Without the right documents, however, those protections are worthless. If you fail to ensure that you have the right healthcare directives in place, no one will ever know whether you want treatment in certain situations. No one will be able to divine whether you prefer a specific type of care. A court will appoint a guardian to handle your affairs, and it is that person who will then direct medical staff to care for you in the manner that he or she thinks is in your best interest.
Guardianship might not seem like a bad thing until you consider all the ramifications. Once your case ends up being taken up by a court, the expenses that are incurred during the guardianship process are all paid by your estate. There are court costs, attorney’s fees, and guardian expenses – and you pay for all of it. So, you not only end up having a guardian you never selected, but you get to pay for the privilege as well. Obviously, that’s far from an ideal situation. Thankfully, you can avoid it with a little prior planning on your part.
What are Healthcare Directives?
In Michigan, there are two basic types of directives that every resident should have. To ensure that yours are properly crafted and designed to accomplish your goals, it is advisable to have them reviewed by a competent estate and incapacity planning attorney in the area.
The first thing you need is a document that designates a specific person to carry out your health care wishes if you are incapacitated and unable to manage your own affairs. In many places in the country, this document is referred to as a power of attorney, and acts much like the financial power of attorney form. It designates someone as your official agent-in-fact, and that person essentially acts in your name on matters related to your care. The Michigan form for this power of attorney is called the Patient Advocate Designation.
The second thing that you need is a document that expresses your wishes on matters related to health care. In Michigan, as in many other places across the United States, this document is known as a living will. The living will can sometimes be confused with the Last Will and Testament, but they are two very different types of documents. For while the Last Will and Testament expresses your last wishes for what happens after you die, the living will can provide you an opportunity to express your desires about the type of treatment that you want to receive, and which treatments you want to reject while you are still alive.

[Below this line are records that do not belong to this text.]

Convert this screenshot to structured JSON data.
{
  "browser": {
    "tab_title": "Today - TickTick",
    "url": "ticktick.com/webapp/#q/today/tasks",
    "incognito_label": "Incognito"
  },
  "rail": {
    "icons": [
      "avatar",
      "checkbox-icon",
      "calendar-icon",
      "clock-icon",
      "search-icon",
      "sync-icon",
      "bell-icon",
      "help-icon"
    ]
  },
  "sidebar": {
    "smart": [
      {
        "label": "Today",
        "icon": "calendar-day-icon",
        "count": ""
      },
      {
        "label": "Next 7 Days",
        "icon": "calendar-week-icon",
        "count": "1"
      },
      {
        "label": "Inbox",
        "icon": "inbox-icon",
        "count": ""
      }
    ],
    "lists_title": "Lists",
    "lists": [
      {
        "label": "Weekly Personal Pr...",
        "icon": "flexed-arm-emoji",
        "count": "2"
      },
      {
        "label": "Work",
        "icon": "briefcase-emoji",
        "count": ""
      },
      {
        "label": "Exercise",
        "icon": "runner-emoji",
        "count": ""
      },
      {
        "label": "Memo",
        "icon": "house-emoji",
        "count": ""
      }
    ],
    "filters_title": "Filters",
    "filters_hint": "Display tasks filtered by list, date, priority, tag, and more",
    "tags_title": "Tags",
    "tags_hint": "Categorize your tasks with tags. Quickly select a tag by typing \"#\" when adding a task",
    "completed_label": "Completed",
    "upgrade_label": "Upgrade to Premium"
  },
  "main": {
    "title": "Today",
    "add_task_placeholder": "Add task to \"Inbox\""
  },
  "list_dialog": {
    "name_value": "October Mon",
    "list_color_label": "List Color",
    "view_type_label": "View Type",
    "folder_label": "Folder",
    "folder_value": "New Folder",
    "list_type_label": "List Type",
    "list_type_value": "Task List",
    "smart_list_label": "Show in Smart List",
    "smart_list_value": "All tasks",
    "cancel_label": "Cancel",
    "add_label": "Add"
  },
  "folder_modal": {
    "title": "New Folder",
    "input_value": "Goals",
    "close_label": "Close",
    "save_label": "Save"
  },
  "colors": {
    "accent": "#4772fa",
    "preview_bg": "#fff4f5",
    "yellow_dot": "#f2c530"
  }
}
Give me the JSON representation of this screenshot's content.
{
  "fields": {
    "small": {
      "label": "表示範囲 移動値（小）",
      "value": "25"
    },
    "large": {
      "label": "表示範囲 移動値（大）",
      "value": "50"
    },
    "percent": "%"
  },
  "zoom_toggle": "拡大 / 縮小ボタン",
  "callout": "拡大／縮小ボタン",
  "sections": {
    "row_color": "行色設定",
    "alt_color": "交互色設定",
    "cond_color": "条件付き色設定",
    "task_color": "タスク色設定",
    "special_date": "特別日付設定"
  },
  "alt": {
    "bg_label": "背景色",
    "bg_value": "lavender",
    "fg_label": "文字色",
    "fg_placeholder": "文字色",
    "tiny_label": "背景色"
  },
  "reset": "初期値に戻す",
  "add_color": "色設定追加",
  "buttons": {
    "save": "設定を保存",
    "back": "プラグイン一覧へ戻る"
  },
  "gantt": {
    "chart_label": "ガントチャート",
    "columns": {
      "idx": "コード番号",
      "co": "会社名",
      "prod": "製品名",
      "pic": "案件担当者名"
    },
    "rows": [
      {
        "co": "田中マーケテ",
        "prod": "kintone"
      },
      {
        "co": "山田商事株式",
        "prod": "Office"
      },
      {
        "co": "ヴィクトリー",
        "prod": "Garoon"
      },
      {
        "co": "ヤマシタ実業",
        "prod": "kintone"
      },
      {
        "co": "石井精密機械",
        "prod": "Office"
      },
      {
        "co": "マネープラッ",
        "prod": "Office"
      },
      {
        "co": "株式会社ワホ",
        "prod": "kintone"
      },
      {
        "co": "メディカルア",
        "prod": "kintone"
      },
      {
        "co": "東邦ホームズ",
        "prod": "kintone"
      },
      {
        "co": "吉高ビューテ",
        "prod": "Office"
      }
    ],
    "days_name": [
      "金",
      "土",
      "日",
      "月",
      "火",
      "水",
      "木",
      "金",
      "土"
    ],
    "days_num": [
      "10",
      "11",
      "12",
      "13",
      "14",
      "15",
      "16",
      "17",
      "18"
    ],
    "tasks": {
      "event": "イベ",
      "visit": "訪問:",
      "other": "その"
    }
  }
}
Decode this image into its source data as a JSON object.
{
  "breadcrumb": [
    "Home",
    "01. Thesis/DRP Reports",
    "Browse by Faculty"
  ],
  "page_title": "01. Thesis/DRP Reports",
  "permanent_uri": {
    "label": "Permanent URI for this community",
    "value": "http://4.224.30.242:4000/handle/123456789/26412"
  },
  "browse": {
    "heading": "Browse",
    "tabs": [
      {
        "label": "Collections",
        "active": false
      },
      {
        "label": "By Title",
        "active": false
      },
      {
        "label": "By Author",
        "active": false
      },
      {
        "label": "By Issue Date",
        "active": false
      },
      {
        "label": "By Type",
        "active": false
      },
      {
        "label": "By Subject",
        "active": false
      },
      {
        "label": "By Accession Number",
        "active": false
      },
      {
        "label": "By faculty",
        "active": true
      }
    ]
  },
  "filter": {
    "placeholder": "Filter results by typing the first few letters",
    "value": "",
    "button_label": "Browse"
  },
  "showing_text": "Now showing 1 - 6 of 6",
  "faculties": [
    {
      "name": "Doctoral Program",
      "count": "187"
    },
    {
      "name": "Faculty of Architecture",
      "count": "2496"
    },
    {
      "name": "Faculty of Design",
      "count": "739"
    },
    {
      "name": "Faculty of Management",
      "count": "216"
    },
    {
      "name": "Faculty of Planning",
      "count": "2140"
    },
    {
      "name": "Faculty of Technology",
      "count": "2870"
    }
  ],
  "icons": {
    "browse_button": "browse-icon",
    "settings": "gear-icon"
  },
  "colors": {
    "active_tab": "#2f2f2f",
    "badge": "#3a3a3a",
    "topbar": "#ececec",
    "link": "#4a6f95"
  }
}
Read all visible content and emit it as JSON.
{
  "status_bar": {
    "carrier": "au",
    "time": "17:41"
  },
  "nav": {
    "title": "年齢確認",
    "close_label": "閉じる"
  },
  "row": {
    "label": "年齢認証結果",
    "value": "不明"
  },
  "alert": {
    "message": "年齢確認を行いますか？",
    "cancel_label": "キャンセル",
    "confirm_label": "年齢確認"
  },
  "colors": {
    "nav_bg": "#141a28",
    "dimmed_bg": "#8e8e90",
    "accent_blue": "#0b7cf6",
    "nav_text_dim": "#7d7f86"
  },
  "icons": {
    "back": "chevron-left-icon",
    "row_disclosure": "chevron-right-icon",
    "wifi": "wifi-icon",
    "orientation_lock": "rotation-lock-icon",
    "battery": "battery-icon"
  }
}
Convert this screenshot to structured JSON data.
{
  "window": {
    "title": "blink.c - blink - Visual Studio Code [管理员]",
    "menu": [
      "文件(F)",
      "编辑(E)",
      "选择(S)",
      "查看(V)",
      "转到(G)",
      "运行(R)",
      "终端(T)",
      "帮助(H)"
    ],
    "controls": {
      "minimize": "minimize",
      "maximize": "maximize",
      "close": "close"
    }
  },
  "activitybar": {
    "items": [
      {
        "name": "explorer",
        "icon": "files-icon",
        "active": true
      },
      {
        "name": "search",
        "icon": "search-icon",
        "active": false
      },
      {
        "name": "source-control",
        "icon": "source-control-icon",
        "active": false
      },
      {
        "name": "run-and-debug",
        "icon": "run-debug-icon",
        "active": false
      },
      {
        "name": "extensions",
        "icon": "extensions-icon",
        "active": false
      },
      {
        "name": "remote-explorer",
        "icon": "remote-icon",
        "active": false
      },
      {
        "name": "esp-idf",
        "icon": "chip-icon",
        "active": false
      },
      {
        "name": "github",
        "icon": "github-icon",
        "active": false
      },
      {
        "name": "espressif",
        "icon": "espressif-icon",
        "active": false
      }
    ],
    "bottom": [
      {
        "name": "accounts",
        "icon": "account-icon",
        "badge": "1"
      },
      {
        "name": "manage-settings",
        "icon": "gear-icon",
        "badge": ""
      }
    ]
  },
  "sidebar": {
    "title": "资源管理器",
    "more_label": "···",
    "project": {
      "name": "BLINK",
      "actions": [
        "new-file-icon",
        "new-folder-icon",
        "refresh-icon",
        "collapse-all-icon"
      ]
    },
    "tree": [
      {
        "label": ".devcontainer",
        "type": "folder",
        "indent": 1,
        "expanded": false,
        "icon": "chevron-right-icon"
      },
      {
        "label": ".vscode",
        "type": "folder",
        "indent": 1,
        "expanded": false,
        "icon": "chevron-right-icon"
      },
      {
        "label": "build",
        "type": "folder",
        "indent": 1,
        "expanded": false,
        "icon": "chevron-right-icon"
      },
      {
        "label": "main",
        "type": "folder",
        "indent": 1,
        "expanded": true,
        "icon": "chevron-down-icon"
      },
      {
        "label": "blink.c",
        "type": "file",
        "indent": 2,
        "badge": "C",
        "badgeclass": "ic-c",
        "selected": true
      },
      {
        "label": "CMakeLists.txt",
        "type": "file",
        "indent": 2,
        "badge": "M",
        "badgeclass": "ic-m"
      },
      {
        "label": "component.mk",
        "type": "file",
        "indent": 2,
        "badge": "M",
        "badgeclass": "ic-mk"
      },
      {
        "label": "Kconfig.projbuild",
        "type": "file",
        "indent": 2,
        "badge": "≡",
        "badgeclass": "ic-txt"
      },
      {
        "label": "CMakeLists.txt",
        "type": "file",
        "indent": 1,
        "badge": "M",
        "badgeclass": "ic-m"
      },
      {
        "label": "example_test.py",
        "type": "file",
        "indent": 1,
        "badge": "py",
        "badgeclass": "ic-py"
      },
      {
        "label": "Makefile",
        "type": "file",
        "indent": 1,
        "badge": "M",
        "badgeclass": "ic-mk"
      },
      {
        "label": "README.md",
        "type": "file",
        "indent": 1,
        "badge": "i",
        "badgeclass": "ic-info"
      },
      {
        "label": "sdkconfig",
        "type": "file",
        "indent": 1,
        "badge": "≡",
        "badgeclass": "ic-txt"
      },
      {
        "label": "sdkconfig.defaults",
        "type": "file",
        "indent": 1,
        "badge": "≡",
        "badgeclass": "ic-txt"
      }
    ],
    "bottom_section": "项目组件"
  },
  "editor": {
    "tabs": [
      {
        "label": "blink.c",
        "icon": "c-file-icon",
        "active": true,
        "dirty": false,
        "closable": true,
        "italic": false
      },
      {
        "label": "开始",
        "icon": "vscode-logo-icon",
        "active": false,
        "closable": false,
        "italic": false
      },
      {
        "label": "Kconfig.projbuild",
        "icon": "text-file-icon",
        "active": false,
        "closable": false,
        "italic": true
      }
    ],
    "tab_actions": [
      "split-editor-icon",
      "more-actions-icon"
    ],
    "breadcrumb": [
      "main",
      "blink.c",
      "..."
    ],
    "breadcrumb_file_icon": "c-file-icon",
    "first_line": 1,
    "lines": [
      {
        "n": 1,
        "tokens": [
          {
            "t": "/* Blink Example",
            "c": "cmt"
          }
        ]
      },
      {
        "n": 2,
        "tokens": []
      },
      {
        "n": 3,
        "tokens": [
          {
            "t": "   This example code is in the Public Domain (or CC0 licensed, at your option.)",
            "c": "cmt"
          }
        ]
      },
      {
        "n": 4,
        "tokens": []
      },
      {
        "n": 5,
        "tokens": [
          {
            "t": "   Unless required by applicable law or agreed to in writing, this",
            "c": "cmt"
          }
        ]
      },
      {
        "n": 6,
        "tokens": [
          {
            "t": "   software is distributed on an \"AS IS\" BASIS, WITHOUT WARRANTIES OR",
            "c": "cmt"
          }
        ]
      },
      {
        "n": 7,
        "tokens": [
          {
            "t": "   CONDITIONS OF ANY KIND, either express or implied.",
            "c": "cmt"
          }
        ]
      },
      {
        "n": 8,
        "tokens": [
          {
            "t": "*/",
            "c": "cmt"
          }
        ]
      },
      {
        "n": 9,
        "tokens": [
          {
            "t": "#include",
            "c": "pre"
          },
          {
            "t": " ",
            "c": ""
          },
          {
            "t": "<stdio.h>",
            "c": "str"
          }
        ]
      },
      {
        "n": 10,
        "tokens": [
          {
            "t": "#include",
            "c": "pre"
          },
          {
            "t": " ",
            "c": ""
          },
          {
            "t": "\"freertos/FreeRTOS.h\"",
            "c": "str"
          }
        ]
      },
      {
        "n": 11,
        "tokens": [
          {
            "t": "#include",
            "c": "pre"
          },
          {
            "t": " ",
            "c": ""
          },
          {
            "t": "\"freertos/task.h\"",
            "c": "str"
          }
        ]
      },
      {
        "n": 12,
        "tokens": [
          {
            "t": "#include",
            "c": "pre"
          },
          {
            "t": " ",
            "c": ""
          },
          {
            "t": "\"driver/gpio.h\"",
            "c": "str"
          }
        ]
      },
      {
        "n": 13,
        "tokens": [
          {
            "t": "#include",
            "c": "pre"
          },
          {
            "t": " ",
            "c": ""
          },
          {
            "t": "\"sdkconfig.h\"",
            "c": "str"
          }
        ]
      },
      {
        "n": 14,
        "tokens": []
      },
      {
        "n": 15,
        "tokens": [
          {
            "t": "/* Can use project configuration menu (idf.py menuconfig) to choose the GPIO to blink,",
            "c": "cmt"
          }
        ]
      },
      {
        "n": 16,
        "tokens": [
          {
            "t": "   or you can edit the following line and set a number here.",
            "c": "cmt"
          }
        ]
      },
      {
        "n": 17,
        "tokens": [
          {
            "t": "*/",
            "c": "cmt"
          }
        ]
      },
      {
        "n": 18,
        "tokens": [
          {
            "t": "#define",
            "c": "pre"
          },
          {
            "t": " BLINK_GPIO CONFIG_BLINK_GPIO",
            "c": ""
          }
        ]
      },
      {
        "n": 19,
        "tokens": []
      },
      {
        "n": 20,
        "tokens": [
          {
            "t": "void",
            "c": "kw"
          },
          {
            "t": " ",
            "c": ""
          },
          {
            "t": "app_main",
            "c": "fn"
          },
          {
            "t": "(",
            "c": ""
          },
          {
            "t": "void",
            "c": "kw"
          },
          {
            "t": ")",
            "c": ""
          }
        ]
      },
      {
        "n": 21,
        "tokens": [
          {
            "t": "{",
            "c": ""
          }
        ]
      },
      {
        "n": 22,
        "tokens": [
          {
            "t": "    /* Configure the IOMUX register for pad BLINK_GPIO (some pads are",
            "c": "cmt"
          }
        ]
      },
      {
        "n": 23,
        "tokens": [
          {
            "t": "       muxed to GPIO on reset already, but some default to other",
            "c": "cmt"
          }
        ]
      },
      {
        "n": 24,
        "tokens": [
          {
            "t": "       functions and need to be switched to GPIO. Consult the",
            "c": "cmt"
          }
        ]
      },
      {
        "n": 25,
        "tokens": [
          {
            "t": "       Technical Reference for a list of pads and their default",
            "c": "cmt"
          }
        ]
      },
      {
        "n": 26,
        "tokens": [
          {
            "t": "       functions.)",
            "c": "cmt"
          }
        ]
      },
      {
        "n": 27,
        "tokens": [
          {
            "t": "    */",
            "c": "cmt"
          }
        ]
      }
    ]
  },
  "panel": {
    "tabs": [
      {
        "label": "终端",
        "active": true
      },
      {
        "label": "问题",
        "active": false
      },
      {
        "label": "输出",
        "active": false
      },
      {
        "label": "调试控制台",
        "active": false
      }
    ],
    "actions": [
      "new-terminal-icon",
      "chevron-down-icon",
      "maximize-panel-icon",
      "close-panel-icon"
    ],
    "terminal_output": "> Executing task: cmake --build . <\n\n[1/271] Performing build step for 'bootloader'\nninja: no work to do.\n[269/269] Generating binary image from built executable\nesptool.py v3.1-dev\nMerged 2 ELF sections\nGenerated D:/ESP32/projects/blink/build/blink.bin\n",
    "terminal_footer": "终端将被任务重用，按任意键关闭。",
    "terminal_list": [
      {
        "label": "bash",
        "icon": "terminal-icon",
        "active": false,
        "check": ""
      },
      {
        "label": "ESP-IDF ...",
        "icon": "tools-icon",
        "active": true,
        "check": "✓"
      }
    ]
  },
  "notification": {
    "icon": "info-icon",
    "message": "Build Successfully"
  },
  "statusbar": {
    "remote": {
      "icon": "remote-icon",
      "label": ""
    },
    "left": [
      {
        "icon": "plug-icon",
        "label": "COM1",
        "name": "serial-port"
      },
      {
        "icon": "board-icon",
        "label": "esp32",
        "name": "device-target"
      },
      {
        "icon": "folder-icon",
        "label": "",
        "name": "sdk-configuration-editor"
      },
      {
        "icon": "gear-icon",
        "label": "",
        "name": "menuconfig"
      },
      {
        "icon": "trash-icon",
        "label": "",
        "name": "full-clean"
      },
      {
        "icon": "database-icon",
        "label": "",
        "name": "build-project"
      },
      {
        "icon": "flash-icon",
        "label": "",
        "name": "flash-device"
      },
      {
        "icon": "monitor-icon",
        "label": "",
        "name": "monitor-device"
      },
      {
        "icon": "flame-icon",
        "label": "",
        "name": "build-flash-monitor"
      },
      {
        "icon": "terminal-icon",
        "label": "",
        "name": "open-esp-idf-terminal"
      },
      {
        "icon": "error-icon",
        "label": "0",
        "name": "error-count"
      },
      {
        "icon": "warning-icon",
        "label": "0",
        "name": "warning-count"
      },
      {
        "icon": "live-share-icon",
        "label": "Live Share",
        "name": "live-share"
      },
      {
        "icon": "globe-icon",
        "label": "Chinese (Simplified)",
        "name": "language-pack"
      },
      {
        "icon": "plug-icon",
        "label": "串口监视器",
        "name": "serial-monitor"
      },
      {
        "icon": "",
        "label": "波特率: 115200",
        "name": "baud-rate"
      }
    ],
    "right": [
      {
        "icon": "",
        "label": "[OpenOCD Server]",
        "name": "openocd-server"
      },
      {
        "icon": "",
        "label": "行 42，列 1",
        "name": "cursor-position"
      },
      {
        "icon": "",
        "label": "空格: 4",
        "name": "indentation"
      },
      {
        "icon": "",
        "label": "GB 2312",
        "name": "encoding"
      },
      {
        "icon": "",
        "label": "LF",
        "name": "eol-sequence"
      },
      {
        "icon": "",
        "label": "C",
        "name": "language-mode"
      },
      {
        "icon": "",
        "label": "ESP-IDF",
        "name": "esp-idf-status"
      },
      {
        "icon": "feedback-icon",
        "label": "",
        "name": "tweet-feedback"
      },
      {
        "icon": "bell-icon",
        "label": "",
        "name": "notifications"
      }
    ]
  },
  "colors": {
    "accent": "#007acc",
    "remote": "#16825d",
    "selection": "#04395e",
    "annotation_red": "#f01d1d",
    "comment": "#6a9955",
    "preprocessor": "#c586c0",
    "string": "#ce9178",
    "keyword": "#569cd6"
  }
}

Your Patient Advocate
When you create your advance directive documents, the person you name to serve as your healthcare agent is known as your patient advocate. Michigan has few requirements with respect to who you can name to serve in that capacity, but he or she must be at least 18 years of age. Most people select those closest to them to fulfill the role – usually a spouse, adult child, or a very close friend. The most important thing to remember is that you should select someone that you trust and can rely on to fulfill your wishes.
It is also wise to consider choosing someone with a stern backbone, since incapacity often leads to family strife as different family members sometimes have different views about what your wishes might truly be. Your patient advocate must have the strength of purpose required to resist that type of conflict and stand fast to the instructions you’ve provided.
Is an Attorney Necessary?
You may not need professional legal assistance to craft these healthcare directives, but it is wise to at least have them reviewed by an estate planning and incapacity attorney to ensure that they meet your needs. Remember, healthcare directives are no substitute for an effective and comprehensive estate plan. Instead, they are but one important component of a broader plan designed to protect your assets, secure your personal interests, and protect the legacy that you hand down to your loved ones when your life eventually comes to an end.
At Biddinger, Bitzer & Estelle, PLLC, our incapacity planning experts can help you to ensure that you have the healthcare directives you need to protect yourself and your interests when you can no longer help yourself. We can create the patient advocate designation and living will you require, or help review your existing documents to make sure that they accomplish your goals. We’ll also work with you to ensure that you have the other important end-of-life and legacy strategies you need to safeguard your assets, provide for your loved ones, and give you the peace of mind you deserve. To learn more about how we can help you protect your interests, contact us at our website or call us today at (989) 872-5601.